**TASK TO COMPLETE**
Search the material for the string "laurengerman" and copy each line where it occurs.

■ ■ ■ ■ ■ ■ ■

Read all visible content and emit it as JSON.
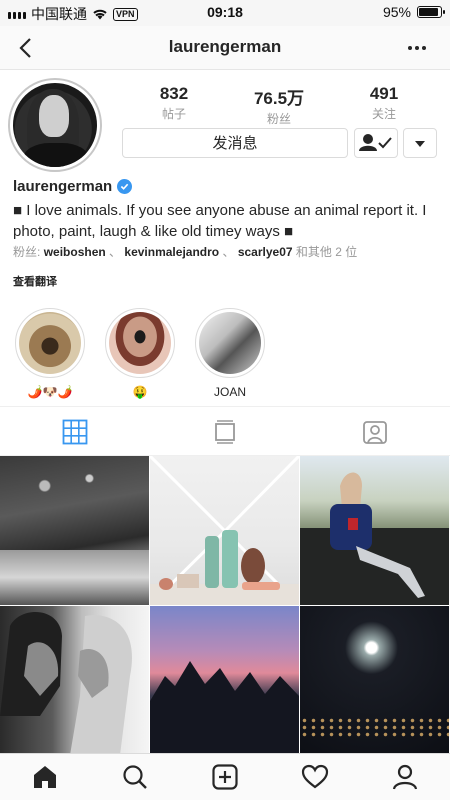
{
  "status_bar": {
    "carrier": "中国联通",
    "vpn": "VPN",
    "time": "09:18",
    "battery_text": "95%",
    "battery_level": 0.95
  },
  "nav": {
    "title": "laurengerman",
    "back_icon": "chevron-left-icon",
    "more_icon": "more-horizontal-icon"
  },
  "profile": {
    "stats": [
      {
        "value": "832",
        "label": "帖子"
      },
      {
        "value": "76.5万",
        "label": "粉丝"
      },
      {
        "value": "491",
        "label": "关注"
      }
    ],
    "message_button": "发消息",
    "username": "laurengerman",
    "bio": "■ I love animals. If you see anyone abuse an animal report it. I photo, paint, laugh & like old timey ways ■",
    "followers_prefix": "粉丝:",
    "followers": [
      "weiboshen",
      "kevinmalejandro",
      "scarlye07"
    ],
    "followers_sep": "、",
    "followers_suffix": "和其他 2 位",
    "translate": "查看翻译"
  },
  "highlights": [
    {
      "caption": "🌶️🐶🌶️"
    },
    {
      "caption": "🤑"
    },
    {
      "caption": "JOAN"
    }
  ],
  "tabs": [
    "grid-icon",
    "feed-icon",
    "tagged-icon"
  ],
  "bottom_nav": [
    "home-icon",
    "search-icon",
    "add-icon",
    "heart-icon",
    "profile-icon"
  ],
  "colors": {
    "verified": "#3897f0",
    "active_tab": "#3897f0",
    "text": "#262626",
    "muted": "#999999"
  }
}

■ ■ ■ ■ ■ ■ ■

**TASK SOLUTION**
    "title": "laurengerman",
    "username": "laurengerman",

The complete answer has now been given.